The history of Porter School

Margaret Koopman, Meadowridge

I read the article about the Porter evictions with interest (“Porter evictions loom”, Bulletin, August 25).

A few years ago when the South African Riding for the Disabled Association were to be evicted from their premises on Brommersvlei Road because of a land-claim award, I assisted in researching alternative premises for their excellent, generous endeavour.

The alternative property I investigated was the Porter School. Most Capetonians are unaware of the history of the Porter School.

A book was published in 1997 by JL McCracken titled New Light at the Cape of Good Hope: William Porter, the Father of Cape Liberalism. It was published by Ulster Historical Foundation. There is also a Wikipedia biography on him where it can be seen that he was a man ahead of his times.

Your journalist may or may not know that William Porter was the Attorney General of the Cape of Colony from 1839 to1865. An Irishman and a bachelor, when he retired from his position as attorney general and Cape politics and returned to Ireland in 1873, he left a bequest of a considerable amount of money at the time. The bequest specified that it was either to be spent on a reform school for troubled youths of Cape Town, or for bursaries for young women to acquire a university education.

The bequest was to be administered by the incoming Attorney General of the Cape Colony and his/her successors. The Reform School was the favoured choice and if my memory serves me, was originally based at Valkenberg, but I may be wrong. The original property was sold and a new property was purchased in Tokai. The Porter bequest property is quite considerable in size and located on prime real estate, stretching across Orpen Road to where The Range (on Porter bequest property) is situated.

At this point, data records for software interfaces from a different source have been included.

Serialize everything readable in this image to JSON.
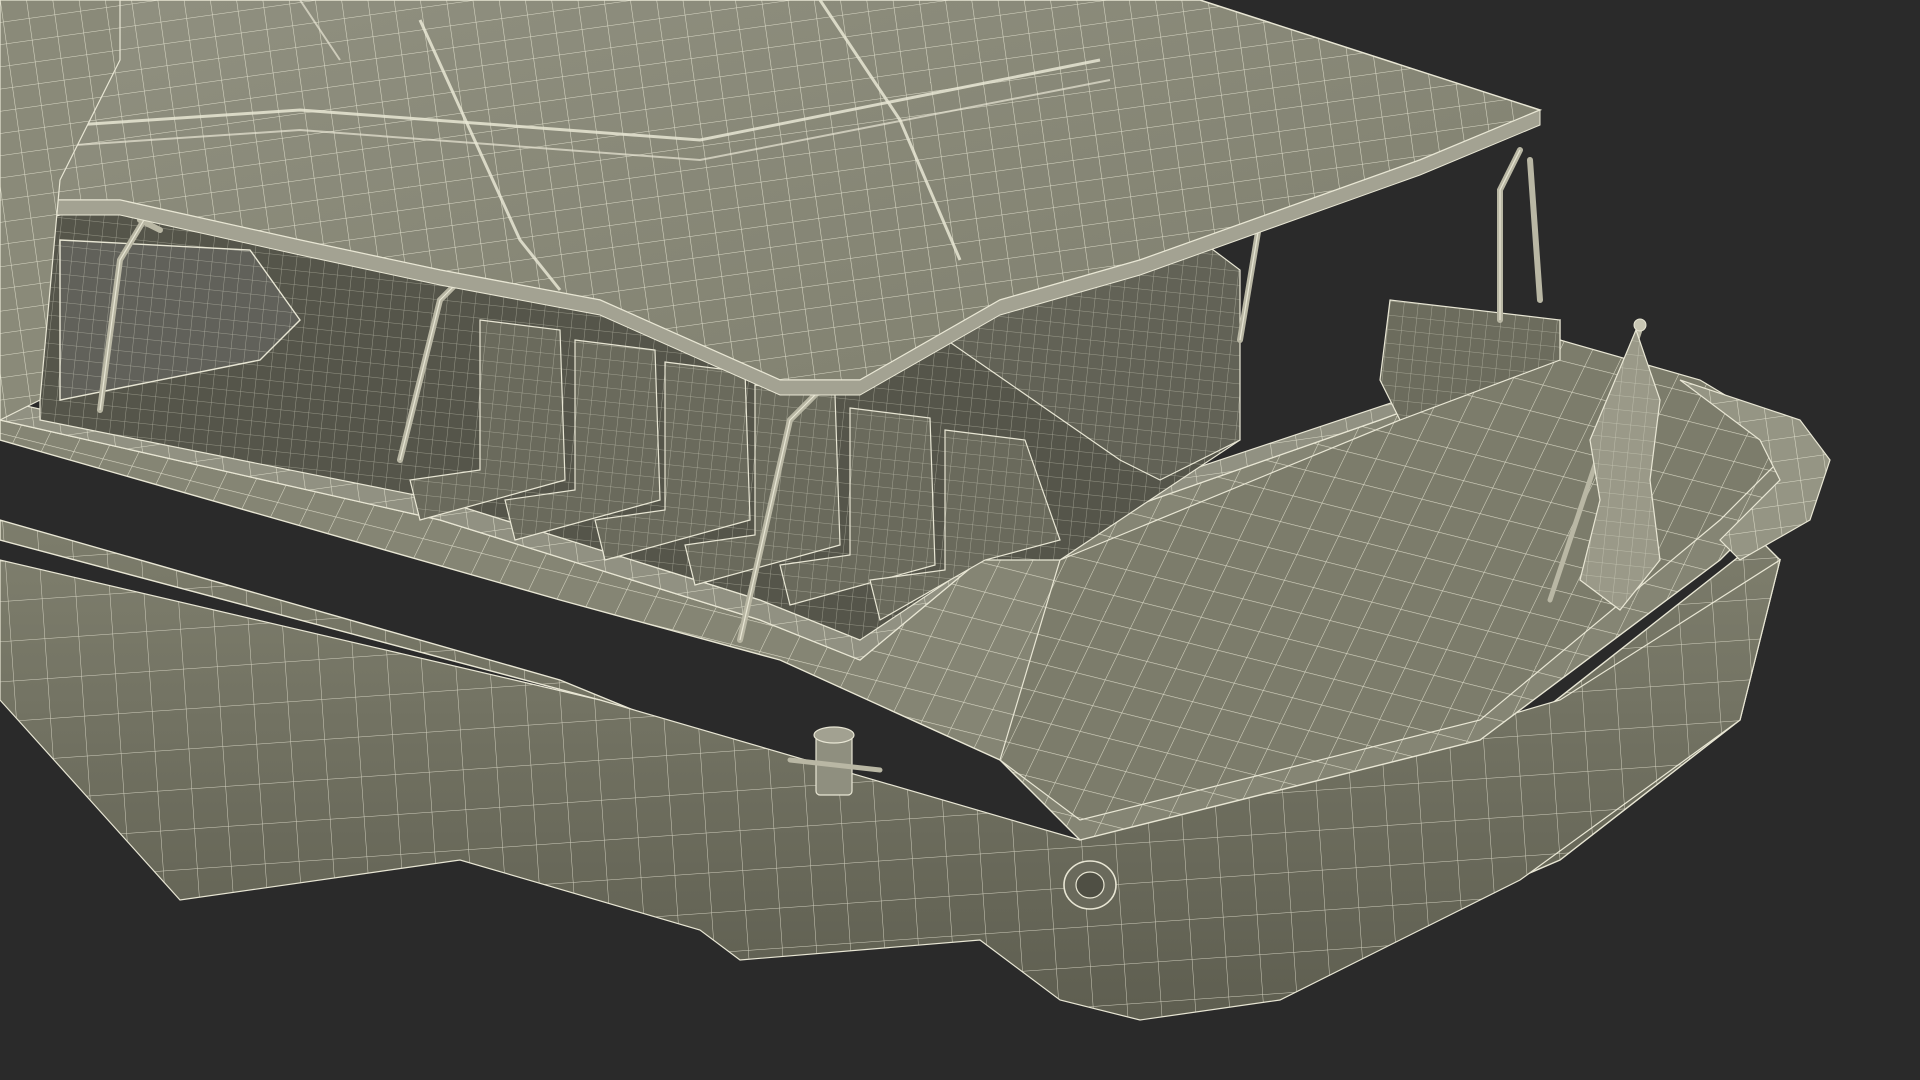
{
  "scene": {
    "subject": "boat-wireframe-render",
    "colors": {
      "background": "#2a2a2a",
      "surface_light": "#8c8c7c",
      "surface_mid": "#7a7a6a",
      "surface_dark": "#5e5e50",
      "interior": "#56564a",
      "wire": "#e8e6d4"
    }
  }
}
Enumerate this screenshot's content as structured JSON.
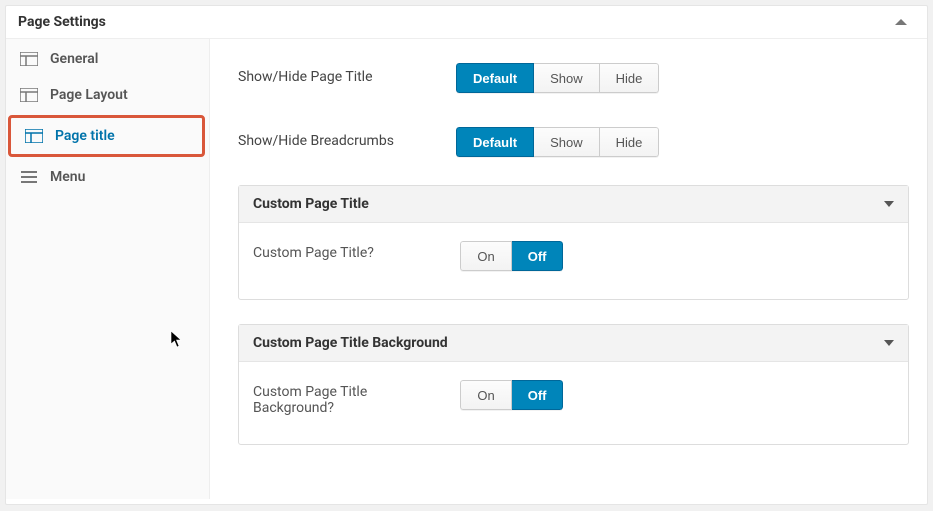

I would be very curious to know what the Western Cape Government intends for the property as I am sure the bequest must be lodged somewhere and be binding on our provincial government.